Cannabis Legalisation
A woman lights a joint as a group of cannabis advocates smoke marijuana and march down Broad Street toward the Wells Fargo Center on the final day of the Democratic National Convention in Philadelphia, Pennsylvania, U.S., July 28, 2016. Reuters/Dominick Reuter

In Australia, the main debate on marijuana/cannabis legalisation centres around its medical use and specifically for those who are suffering from terminal illnesses. In 2016, the Federal Government passed laws permitting cannabis to be grown only for medicinal and scientific purposes. However, during 2016’s US Presidential election, nine states in the US voted for or against cannabis legalisation, either for private use or for medical treatment.

According to the ABC, California, Massachusetts, Nevada and Maine voted in favour of recreational marijuana use. They joined states such as Washington, Colorado, Oregon and Alaska that had already passed similar laws since 2012. Now, recent figures have put North America’s legal marijuana sales “bigger than the dotcom boom.”

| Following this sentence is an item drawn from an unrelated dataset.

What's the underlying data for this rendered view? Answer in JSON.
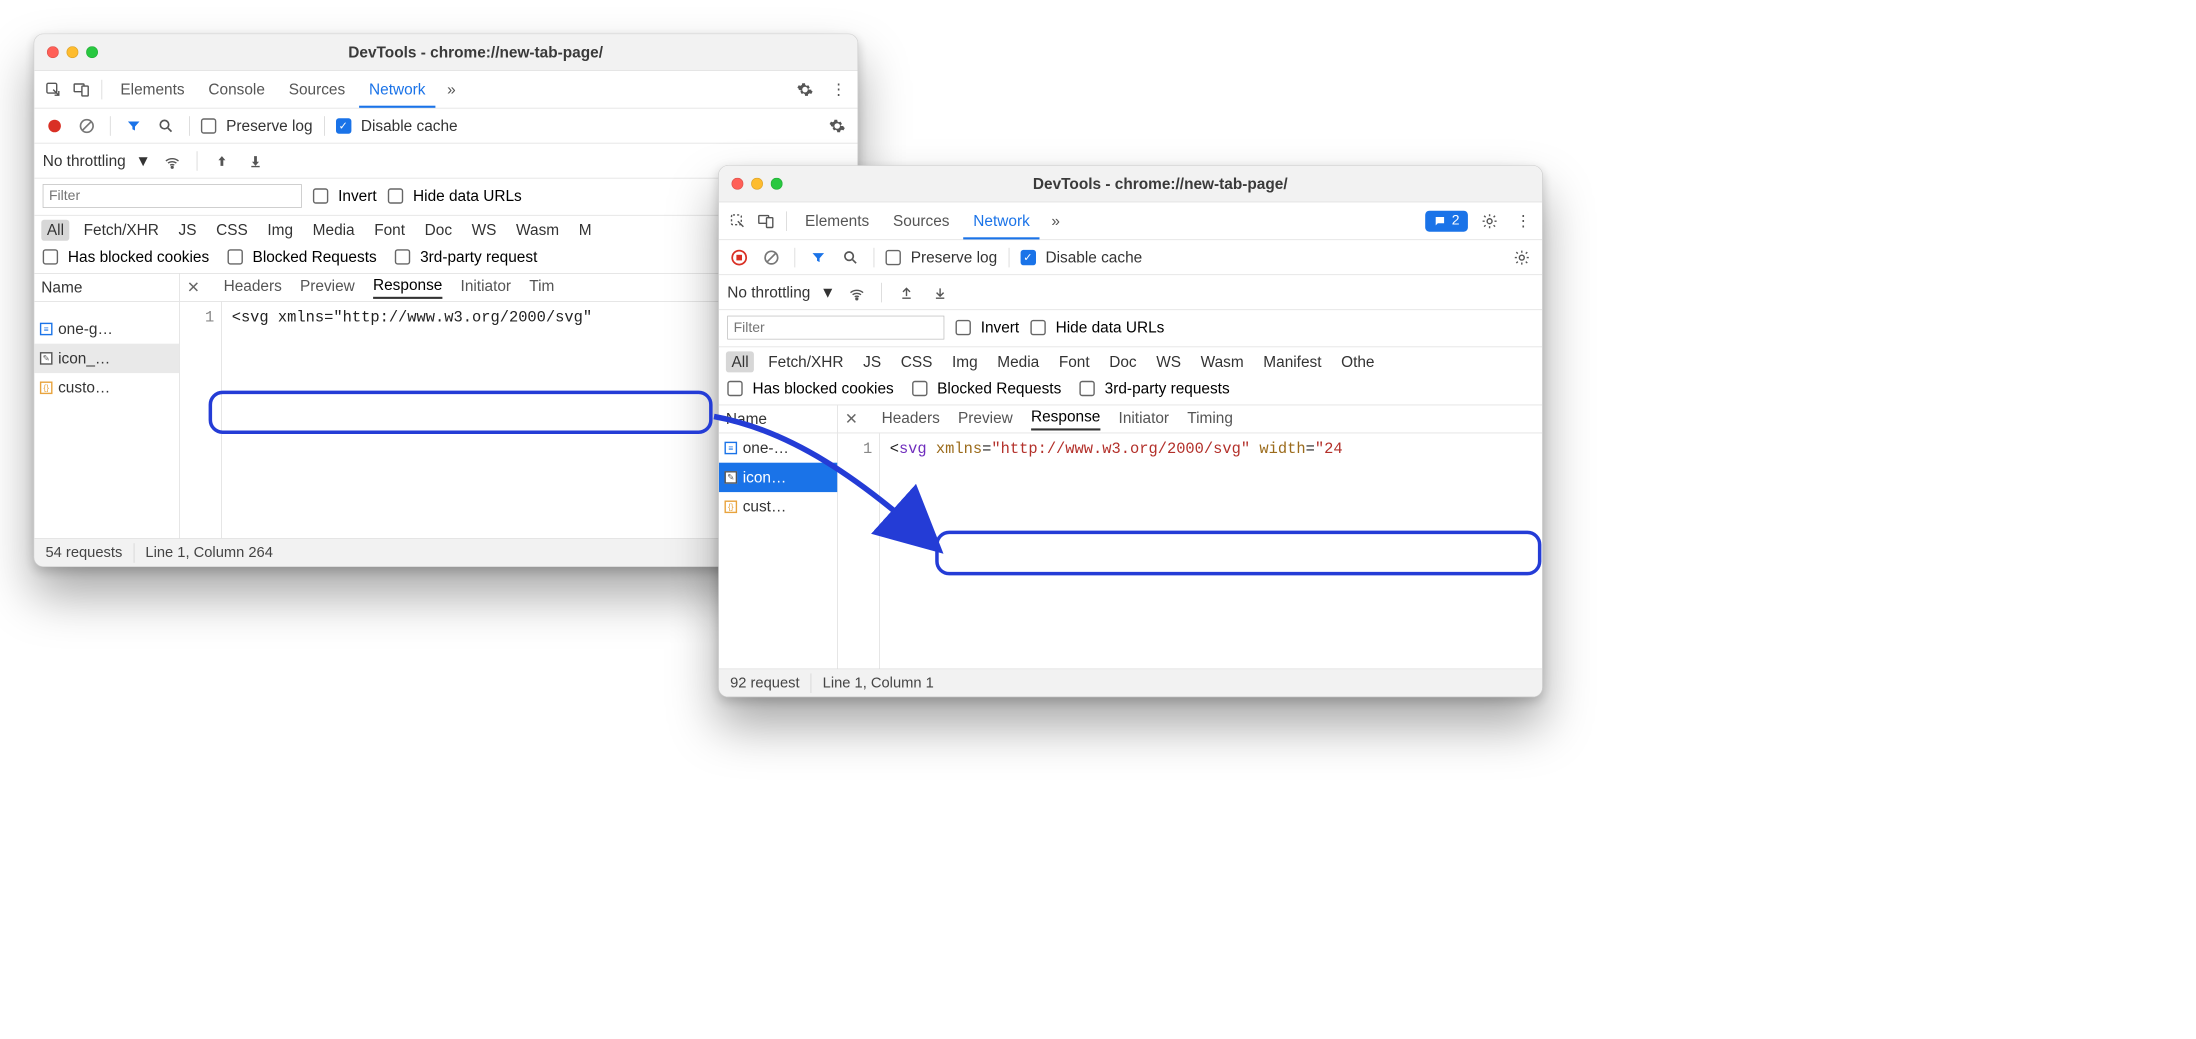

As per a leading cannabis research publisher, ArcView Market Research, North America’s legal cannabis market has posted a 30 per cent increase in revenue on 2015. The revenue figure in 2016 was US$9.3 billion (AU$12 billion). Considering a compound annual growth rate of 25 percent, the marijuana market may post US$20.2 billion (AU$27.9 billion) sales by 2021.

“The only consumer industry categories I've seen reach $5 billion in annual spending and then post anything like 25% compound annual growth in the next five years are cable television (19%) in the 1990's and the broadband internet (29%) in the 2000's,” Arcview's new editor-in-chief Tom Adams told Forbes.

Meanwhile, it has been reported that cannabis activists will offer thousands of free joints during US President Donald Trump’s inauguration as they want him to support federal legislation of marijuana, reports Independent. Marijuana is still listed as a DEA Schedule 1 drug along with LSD. The group of activists, known as DCMJ, wants to change that. The group will start handing out joints on Jan. 20, 8 a.m. on the west side of Dupont Circle.

The group will then start marching towards National Mall where the real protest will begin. Everyone is going to light up four minutes and twenty seconds into Trump’s inaugural address to symbolise April 20, dubbed National Weed Day.